◆ **Exercise instructions**
State only how many lines below include the word "offset".

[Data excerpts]
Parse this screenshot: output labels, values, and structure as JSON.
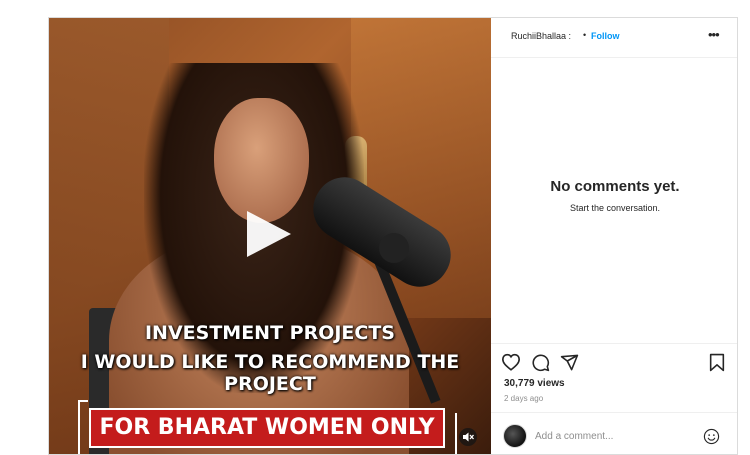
{
  "video": {
    "caption_line1": "INVESTMENT PROJECTS",
    "caption_line2": "I WOULD LIKE TO RECOMMEND THE PROJECT",
    "banner": "FOR  BHARAT WOMEN ONLY",
    "play_icon": "play-icon",
    "mute_icon": "muted-speaker-icon"
  },
  "header": {
    "username": "RuchiiBhallaa :",
    "separator": "•",
    "follow_label": "Follow",
    "more_label": "•••"
  },
  "comments": {
    "empty_title": "No comments yet.",
    "empty_subtitle": "Start the conversation."
  },
  "actions": {
    "icons": [
      "heart-icon",
      "comment-icon",
      "share-icon",
      "bookmark-icon"
    ],
    "views": "30,779 views",
    "posted": "2 days ago"
  },
  "composer": {
    "placeholder": "Add a comment...",
    "emoji_icon": "emoji-icon"
  },
  "colors": {
    "accent": "#0095f6",
    "banner": "#c41c1c",
    "border": "#dbdbdb"
  }
}
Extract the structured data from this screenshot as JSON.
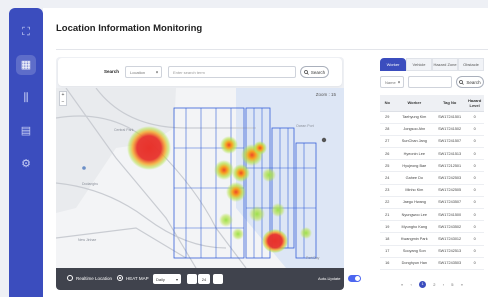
{
  "sidebar": {
    "items": [
      {
        "icon": "grid-icon",
        "glyph": "⛶",
        "active": false
      },
      {
        "icon": "location-dashboard-icon",
        "glyph": "▦",
        "active": true
      },
      {
        "icon": "sliders-icon",
        "glyph": "⫼",
        "active": false
      },
      {
        "icon": "document-icon",
        "glyph": "▤",
        "active": false
      },
      {
        "icon": "gear-icon",
        "glyph": "⚙",
        "active": false
      }
    ]
  },
  "page": {
    "title": "Location Information Monitoring"
  },
  "search": {
    "label": "Search",
    "category_value": "Location",
    "placeholder": "Enter search term",
    "button_label": "Search"
  },
  "map": {
    "zoom_label": "Zoom : 15",
    "place_labels": [
      "Dodanghu",
      "Central Park",
      "New Jinhae",
      "Ocean Port",
      "Port Bay"
    ]
  },
  "bottom_bar": {
    "realtime_label": "Realtime Location",
    "heatmap_label": "HEAT MAP",
    "period_value": "Daily",
    "step_value": "24",
    "auto_update_label": "Auto-Update"
  },
  "tabs": [
    {
      "label": "Worker",
      "active": true
    },
    {
      "label": "Vehicle",
      "active": false
    },
    {
      "label": "Hazard Zone",
      "active": false
    },
    {
      "label": "Obstacle",
      "active": false
    }
  ],
  "filter": {
    "field_value": "Name",
    "button_label": "Search"
  },
  "table": {
    "headers": [
      "No",
      "Worker",
      "Tag No",
      "Hazard Level"
    ],
    "rows": [
      [
        "29",
        "Taehyung Kim",
        "SW17241501",
        "0"
      ],
      [
        "28",
        "Jongsoo Ahn",
        "SW17241502",
        "0"
      ],
      [
        "27",
        "SunChan Jang",
        "SW17241507",
        "0"
      ],
      [
        "26",
        "Hyeonin Lee",
        "SW17241513",
        "0"
      ],
      [
        "25",
        "Hyujeong Bae",
        "SW17212501",
        "0"
      ],
      [
        "24",
        "Gahee Do",
        "SW17242503",
        "0"
      ],
      [
        "23",
        "Minho Kim",
        "SW17242505",
        "0"
      ],
      [
        "22",
        "Jaegu Hwang",
        "SW17243507",
        "0"
      ],
      [
        "21",
        "Nyungwoo Lee",
        "SW17241500",
        "0"
      ],
      [
        "19",
        "Myungho Kang",
        "SW17243502",
        "0"
      ],
      [
        "18",
        "Kwangmin Park",
        "SW17243012",
        "0"
      ],
      [
        "17",
        "Sooyang Son",
        "SW17242513",
        "0"
      ],
      [
        "16",
        "Donghyun Han",
        "SW17243503",
        "0"
      ]
    ]
  },
  "pagination": {
    "first": "«",
    "prev": "‹",
    "pages": [
      "1",
      "2"
    ],
    "current": "1",
    "next": "›",
    "last_num": "5",
    "last": "»"
  },
  "colors": {
    "accent": "#3b4dbe",
    "heat_hot": "#e8322b",
    "heat_warm": "#f5a623",
    "heat_cool": "#b8e34a"
  }
}
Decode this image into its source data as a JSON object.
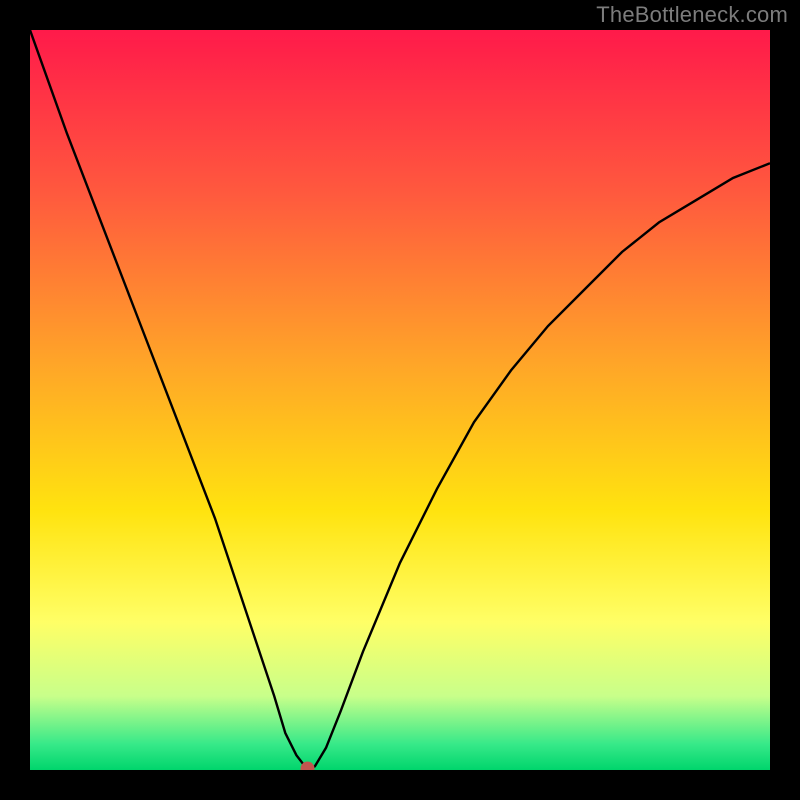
{
  "watermark": "TheBottleneck.com",
  "chart_data": {
    "type": "line",
    "title": "",
    "xlabel": "",
    "ylabel": "",
    "xlim": [
      0,
      100
    ],
    "ylim": [
      0,
      100
    ],
    "grid": false,
    "legend": false,
    "background_gradient": {
      "stops": [
        {
          "offset": 0.0,
          "color": "#ff1a4a"
        },
        {
          "offset": 0.22,
          "color": "#ff593e"
        },
        {
          "offset": 0.45,
          "color": "#ffa528"
        },
        {
          "offset": 0.65,
          "color": "#ffe30f"
        },
        {
          "offset": 0.8,
          "color": "#ffff66"
        },
        {
          "offset": 0.9,
          "color": "#c8ff8a"
        },
        {
          "offset": 0.965,
          "color": "#37e989"
        },
        {
          "offset": 1.0,
          "color": "#00d56c"
        }
      ]
    },
    "series": [
      {
        "name": "bottleneck-curve",
        "color": "#000000",
        "x": [
          0,
          5,
          10,
          15,
          20,
          25,
          28,
          31,
          33,
          34.5,
          36,
          37,
          37.8,
          38.5,
          40,
          42,
          45,
          50,
          55,
          60,
          65,
          70,
          75,
          80,
          85,
          90,
          95,
          100
        ],
        "y": [
          100,
          86,
          73,
          60,
          47,
          34,
          25,
          16,
          10,
          5,
          2,
          0.7,
          0.2,
          0.5,
          3,
          8,
          16,
          28,
          38,
          47,
          54,
          60,
          65,
          70,
          74,
          77,
          80,
          82
        ]
      }
    ],
    "marker": {
      "name": "optimal-point",
      "x": 37.5,
      "y": 0.2,
      "color": "#c1564f",
      "radius": 7
    }
  }
}
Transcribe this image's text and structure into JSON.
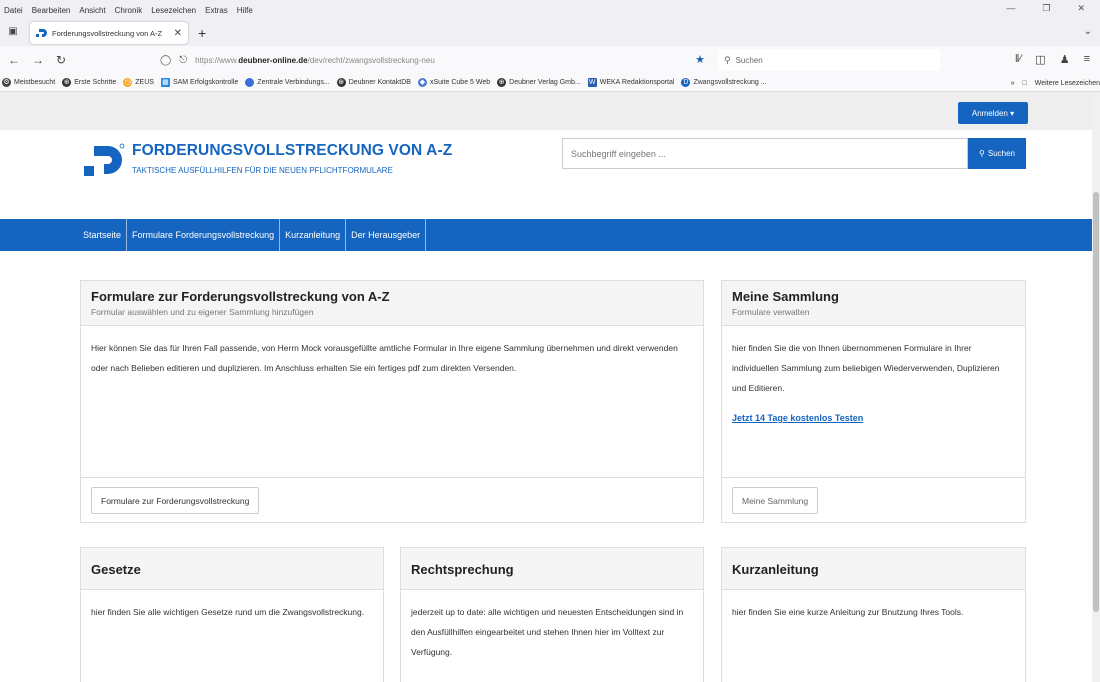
{
  "browser": {
    "menu": [
      "Datei",
      "Bearbeiten",
      "Ansicht",
      "Chronik",
      "Lesezeichen",
      "Extras",
      "Hilfe"
    ],
    "tab_title": "Forderungsvollstreckung von A-Z",
    "url_prefix": "https://www.",
    "url_domain": "deubner-online.de",
    "url_path": "/dev/recht/zwangsvollstreckung-neu",
    "search_placeholder": "Suchen",
    "bookmarks": [
      {
        "label": "Meistbesucht",
        "icon": "gear-icon"
      },
      {
        "label": "Erste Schritte",
        "icon": "globe-icon"
      },
      {
        "label": "ZEUS",
        "icon": "clock-icon"
      },
      {
        "label": "SAM Erfolgskontrolle",
        "icon": "bar-chart-icon"
      },
      {
        "label": "Zentrale Verbindungs...",
        "icon": "blue-circle-icon"
      },
      {
        "label": "Deubner KontaktDB",
        "icon": "globe-icon"
      },
      {
        "label": "xSuite Cube 5 Web",
        "icon": "cube-icon"
      },
      {
        "label": "Deubner Verlag Gmb...",
        "icon": "globe-icon"
      },
      {
        "label": "WEKA Redaktionsportal",
        "icon": "weka-icon"
      },
      {
        "label": "Zwangsvollstreckung ...",
        "icon": "deubner-icon"
      }
    ],
    "bookmarks_more": "Weitere Lesezeichen"
  },
  "site": {
    "login_label": "Anmelden",
    "brand_title": "FORDERUNGSVOLLSTRECKUNG VON A-Z",
    "brand_subtitle": "TAKTISCHE AUSFÜLLHILFEN FÜR DIE NEUEN PFLICHTFORMULARE",
    "search_placeholder": "Suchbegriff eingeben ...",
    "search_button": "Suchen",
    "nav": [
      "Startseite",
      "Formulare Forderungsvollstreckung",
      "Kurzanleitung",
      "Der Herausgeber"
    ],
    "accent_color": "#1565c0"
  },
  "panels": {
    "formulare": {
      "title": "Formulare zur Forderungsvollstreckung von A-Z",
      "subtitle": "Formular auswählen und zu eigener Sammlung hinzufügen",
      "body": "Hier können Sie das für Ihren Fall passende, von Herrn Mock vorausgefüllte amtliche Formular in Ihre eigene Sammlung übernehmen und direkt verwenden oder nach Belieben editieren und duplizieren. Im Anschluss erhalten Sie ein fertiges pdf zum direkten Versenden.",
      "button": "Formulare zur Forderungsvollstreckung"
    },
    "sammlung": {
      "title": "Meine Sammlung",
      "subtitle": "Formulare verwalten",
      "body": "hier finden Sie die von Ihnen übernommenen Formulare in Ihrer individuellen Sammlung zum beliebigen Wiederverwenden, Duplizieren und Editieren.",
      "link": "Jetzt 14 Tage kostenlos Testen",
      "button": "Meine Sammlung"
    },
    "gesetze": {
      "title": "Gesetze",
      "body": "hier finden Sie alle wichtigen Gesetze rund um die Zwangsvollstreckung."
    },
    "rechtsprechung": {
      "title": "Rechtsprechung",
      "body": "jederzeit up to date: alle wichtigen und neuesten Entscheidungen sind in den Ausfüllhilfen eingearbeitet und stehen Ihnen hier im Volltext zur Verfügung."
    },
    "kurzanleitung": {
      "title": "Kurzanleitung",
      "body": "hier finden Sie eine kurze Anleitung zur Bnutzung Ihres Tools."
    }
  }
}
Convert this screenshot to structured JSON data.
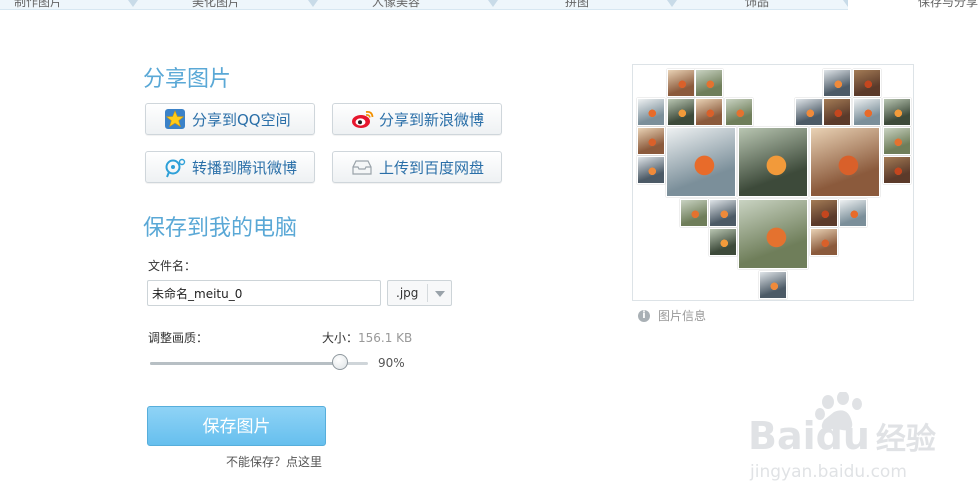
{
  "top_tabs": [
    "制作图片",
    "美化图片",
    "人像美容",
    "拼图",
    "饰品",
    "保存与分享"
  ],
  "share": {
    "title": "分享图片",
    "buttons": [
      {
        "label": "分享到QQ空间",
        "icon": "qzone-star-icon"
      },
      {
        "label": "分享到新浪微博",
        "icon": "sina-weibo-icon"
      },
      {
        "label": "转播到腾讯微博",
        "icon": "tencent-weibo-icon"
      },
      {
        "label": "上传到百度网盘",
        "icon": "baidu-cloud-icon"
      }
    ]
  },
  "save": {
    "title": "保存到我的电脑",
    "filename_label": "文件名：",
    "filename_value": "未命名_meitu_0",
    "extension": ".jpg",
    "quality_label": "调整画质：",
    "size_label": "大小：",
    "size_value": "156.1 KB",
    "quality_percent": 90,
    "quality_text": "90%",
    "save_button": "保存图片",
    "cant_save_link": "不能保存？点这里"
  },
  "preview": {
    "info_label": "图片信息"
  },
  "watermark": {
    "brand": "Baidu",
    "suffix": "经验",
    "url": "jingyan.baidu.com"
  },
  "colors": {
    "accent": "#5aa8d6",
    "save_button": "#7ccbf2",
    "link": "#2a6fa8"
  }
}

◆ **Result of this task**
8